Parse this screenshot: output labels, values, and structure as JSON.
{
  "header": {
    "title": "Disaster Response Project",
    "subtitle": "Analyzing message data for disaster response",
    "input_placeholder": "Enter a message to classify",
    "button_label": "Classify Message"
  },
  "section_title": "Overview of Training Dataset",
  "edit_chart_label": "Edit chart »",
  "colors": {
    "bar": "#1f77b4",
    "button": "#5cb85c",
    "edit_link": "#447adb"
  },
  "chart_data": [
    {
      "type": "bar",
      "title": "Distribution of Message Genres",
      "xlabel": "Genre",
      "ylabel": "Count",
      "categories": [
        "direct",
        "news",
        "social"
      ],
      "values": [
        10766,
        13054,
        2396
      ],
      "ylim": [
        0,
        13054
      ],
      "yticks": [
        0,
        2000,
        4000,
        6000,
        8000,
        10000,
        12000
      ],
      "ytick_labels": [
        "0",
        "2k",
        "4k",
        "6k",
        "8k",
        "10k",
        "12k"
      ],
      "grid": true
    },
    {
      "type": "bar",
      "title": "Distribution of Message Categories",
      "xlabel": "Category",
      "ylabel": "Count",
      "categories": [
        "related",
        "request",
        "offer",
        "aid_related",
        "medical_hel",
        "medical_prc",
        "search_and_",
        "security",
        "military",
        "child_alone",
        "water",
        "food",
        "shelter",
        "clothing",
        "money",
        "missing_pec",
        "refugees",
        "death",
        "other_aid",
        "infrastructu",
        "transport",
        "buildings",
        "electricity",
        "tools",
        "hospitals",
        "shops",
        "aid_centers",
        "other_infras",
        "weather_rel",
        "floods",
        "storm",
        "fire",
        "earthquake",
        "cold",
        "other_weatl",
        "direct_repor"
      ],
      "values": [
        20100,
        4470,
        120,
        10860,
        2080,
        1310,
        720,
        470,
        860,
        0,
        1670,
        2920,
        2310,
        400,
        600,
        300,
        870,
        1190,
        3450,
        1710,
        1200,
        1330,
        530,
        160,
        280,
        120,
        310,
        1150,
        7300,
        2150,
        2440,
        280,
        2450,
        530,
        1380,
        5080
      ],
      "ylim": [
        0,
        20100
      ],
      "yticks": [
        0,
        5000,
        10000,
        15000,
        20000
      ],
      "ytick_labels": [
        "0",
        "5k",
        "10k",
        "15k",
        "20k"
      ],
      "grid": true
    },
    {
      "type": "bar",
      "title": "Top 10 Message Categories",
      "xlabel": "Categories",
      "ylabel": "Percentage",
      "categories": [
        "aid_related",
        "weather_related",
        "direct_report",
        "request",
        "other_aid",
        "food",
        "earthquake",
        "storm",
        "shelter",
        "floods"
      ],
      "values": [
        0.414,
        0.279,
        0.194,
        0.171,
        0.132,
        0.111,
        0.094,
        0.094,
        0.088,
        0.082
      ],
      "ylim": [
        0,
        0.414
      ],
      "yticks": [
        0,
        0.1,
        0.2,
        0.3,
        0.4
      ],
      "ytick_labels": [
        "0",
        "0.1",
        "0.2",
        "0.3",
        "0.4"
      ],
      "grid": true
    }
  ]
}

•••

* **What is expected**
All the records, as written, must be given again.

* **Answer box**
Parse this screenshot: output labels, values, and structure as JSON.
{
  "header": {
    "title": "Disaster Response Project",
    "subtitle": "Analyzing message data for disaster response",
    "input_placeholder": "Enter a message to classify",
    "button_label": "Classify Message"
  },
  "section_title": "Overview of Training Dataset",
  "edit_chart_label": "Edit chart »",
  "colors": {
    "bar": "#1f77b4",
    "button": "#5cb85c",
    "edit_link": "#447adb"
  },
  "chart_data": [
    {
      "type": "bar",
      "title": "Distribution of Message Genres",
      "xlabel": "Genre",
      "ylabel": "Count",
      "categories": [
        "direct",
        "news",
        "social"
      ],
      "values": [
        10766,
        13054,
        2396
      ],
      "ylim": [
        0,
        13054
      ],
      "yticks": [
        0,
        2000,
        4000,
        6000,
        8000,
        10000,
        12000
      ],
      "ytick_labels": [
        "0",
        "2k",
        "4k",
        "6k",
        "8k",
        "10k",
        "12k"
      ],
      "grid": true
    },
    {
      "type": "bar",
      "title": "Distribution of Message Categories",
      "xlabel": "Category",
      "ylabel": "Count",
      "categories": [
        "related",
        "request",
        "offer",
        "aid_related",
        "medical_hel",
        "medical_prc",
        "search_and_",
        "security",
        "military",
        "child_alone",
        "water",
        "food",
        "shelter",
        "clothing",
        "money",
        "missing_pec",
        "refugees",
        "death",
        "other_aid",
        "infrastructu",
        "transport",
        "buildings",
        "electricity",
        "tools",
        "hospitals",
        "shops",
        "aid_centers",
        "other_infras",
        "weather_rel",
        "floods",
        "storm",
        "fire",
        "earthquake",
        "cold",
        "other_weatl",
        "direct_repor"
      ],
      "values": [
        20100,
        4470,
        120,
        10860,
        2080,
        1310,
        720,
        470,
        860,
        0,
        1670,
        2920,
        2310,
        400,
        600,
        300,
        870,
        1190,
        3450,
        1710,
        1200,
        1330,
        530,
        160,
        280,
        120,
        310,
        1150,
        7300,
        2150,
        2440,
        280,
        2450,
        530,
        1380,
        5080
      ],
      "ylim": [
        0,
        20100
      ],
      "yticks": [
        0,
        5000,
        10000,
        15000,
        20000
      ],
      "ytick_labels": [
        "0",
        "5k",
        "10k",
        "15k",
        "20k"
      ],
      "grid": true
    },
    {
      "type": "bar",
      "title": "Top 10 Message Categories",
      "xlabel": "Categories",
      "ylabel": "Percentage",
      "categories": [
        "aid_related",
        "weather_related",
        "direct_report",
        "request",
        "other_aid",
        "food",
        "earthquake",
        "storm",
        "shelter",
        "floods"
      ],
      "values": [
        0.414,
        0.279,
        0.194,
        0.171,
        0.132,
        0.111,
        0.094,
        0.094,
        0.088,
        0.082
      ],
      "ylim": [
        0,
        0.414
      ],
      "yticks": [
        0,
        0.1,
        0.2,
        0.3,
        0.4
      ],
      "ytick_labels": [
        "0",
        "0.1",
        "0.2",
        "0.3",
        "0.4"
      ],
      "grid": true
    }
  ]
}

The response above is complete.